- [What the task asks]
Among the entries below, find each line with "screenshot" and show it.

(Dataset entries)

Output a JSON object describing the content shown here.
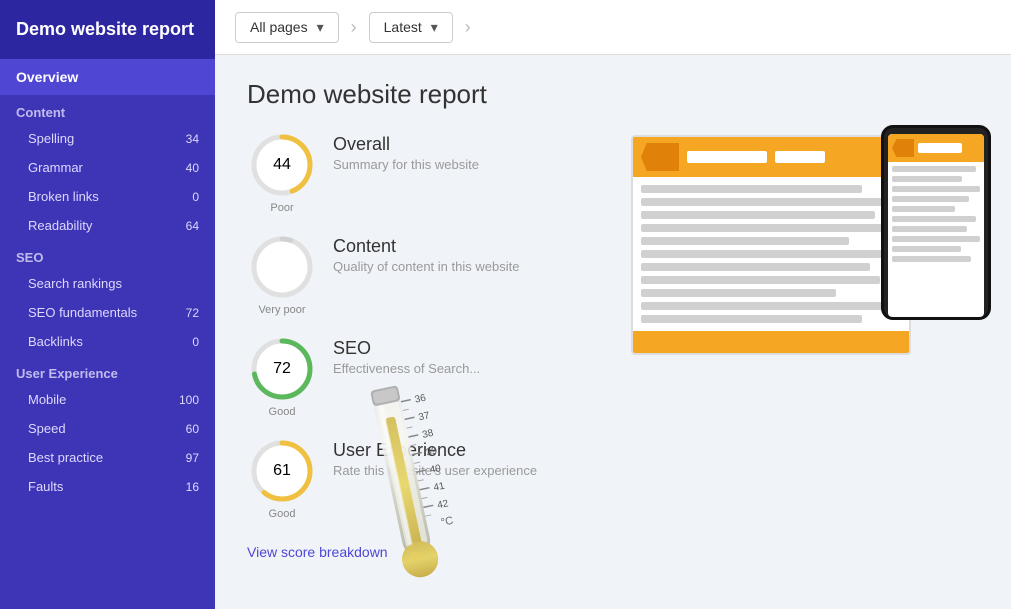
{
  "sidebar": {
    "title": "Demo website report",
    "nav": {
      "overview_label": "Overview",
      "sections": [
        {
          "label": "Content",
          "items": [
            {
              "label": "Spelling",
              "badge": "34"
            },
            {
              "label": "Grammar",
              "badge": "40"
            },
            {
              "label": "Broken links",
              "badge": "0"
            },
            {
              "label": "Readability",
              "badge": "64"
            }
          ]
        },
        {
          "label": "SEO",
          "items": [
            {
              "label": "Search rankings",
              "badge": ""
            },
            {
              "label": "SEO fundamentals",
              "badge": "72"
            },
            {
              "label": "Backlinks",
              "badge": "0"
            }
          ]
        },
        {
          "label": "User Experience",
          "items": [
            {
              "label": "Mobile",
              "badge": "100"
            },
            {
              "label": "Speed",
              "badge": "60"
            },
            {
              "label": "Best practice",
              "badge": "97"
            },
            {
              "label": "Faults",
              "badge": "16"
            }
          ]
        }
      ]
    }
  },
  "topbar": {
    "filter1_label": "All pages",
    "filter2_label": "Latest"
  },
  "main": {
    "page_title": "Demo website report",
    "scores": [
      {
        "value": 44,
        "label": "Overall",
        "sublabel": "Summary for this website",
        "quality": "Poor",
        "color": "#f0c040",
        "ring_color": "#f0c040"
      },
      {
        "value": null,
        "label": "Content",
        "sublabel": "Quality of content in this website",
        "quality": "Very poor",
        "color": "#d0d0d0",
        "ring_color": "#d0d0d0"
      },
      {
        "value": 72,
        "label": "SEO",
        "sublabel": "Effectiveness of Search...",
        "quality": "Good",
        "color": "#5cb85c",
        "ring_color": "#5cb85c"
      },
      {
        "value": 61,
        "label": "User Experience",
        "sublabel": "Rate this website's user experience",
        "quality": "Good",
        "color": "#f0c040",
        "ring_color": "#f0c040"
      }
    ],
    "view_link": "View score breakdown"
  }
}
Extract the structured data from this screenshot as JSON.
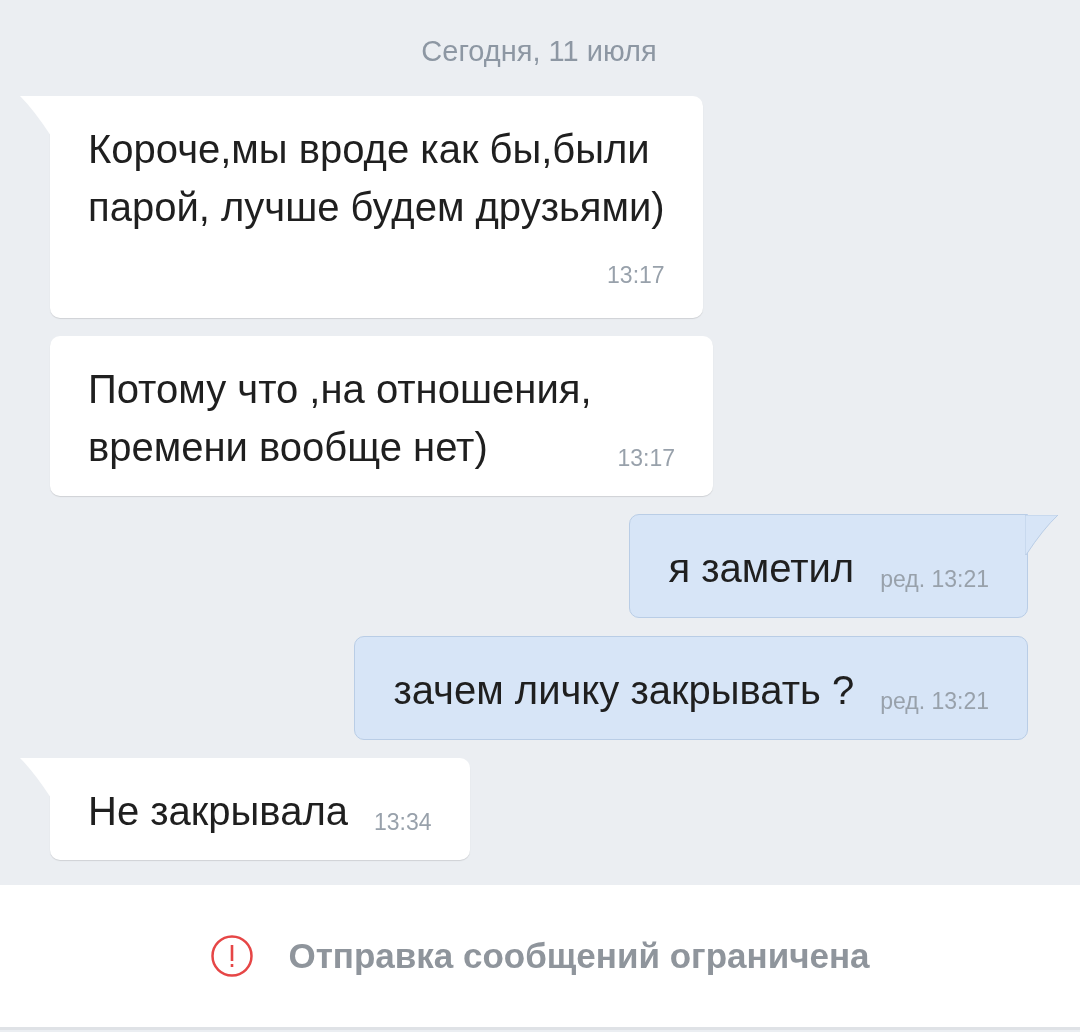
{
  "date_header": "Сегодня, 11 июля",
  "messages": [
    {
      "kind": "incoming",
      "tail": true,
      "lines": [
        "Короче,мы вроде как бы,были",
        "парой, лучше будем друзьями)"
      ],
      "time": "13:17",
      "time_below": true
    },
    {
      "kind": "incoming",
      "tail": false,
      "lines": [
        "Потому что ,на отношения,",
        "времени вообще нет)"
      ],
      "time": "13:17",
      "time_below": false
    },
    {
      "kind": "outgoing",
      "tail": true,
      "lines": [
        "я заметил"
      ],
      "time": "ред. 13:21",
      "time_below": false
    },
    {
      "kind": "outgoing",
      "tail": false,
      "lines": [
        "зачем личку закрывать ?"
      ],
      "time": "ред. 13:21",
      "time_below": false
    },
    {
      "kind": "incoming",
      "tail": true,
      "lines": [
        "Не закрывала"
      ],
      "time": "13:34",
      "time_below": false
    }
  ],
  "notice": "Отправка сообщений ограничена"
}
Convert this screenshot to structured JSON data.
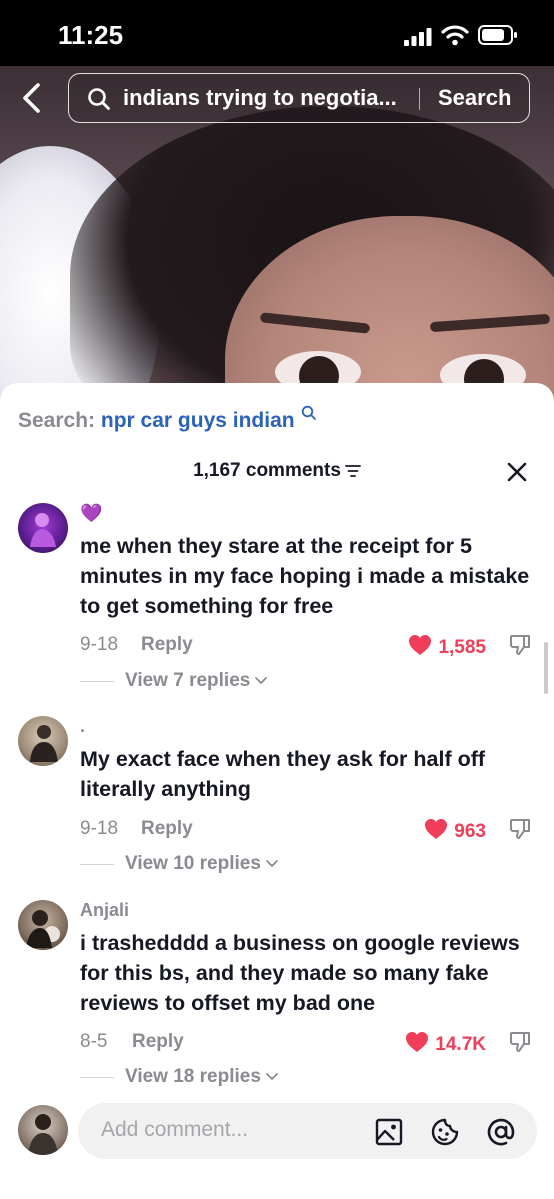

- [Answer]
Extract the structured data from this screenshot as JSON.
Convert this screenshot to structured JSON data.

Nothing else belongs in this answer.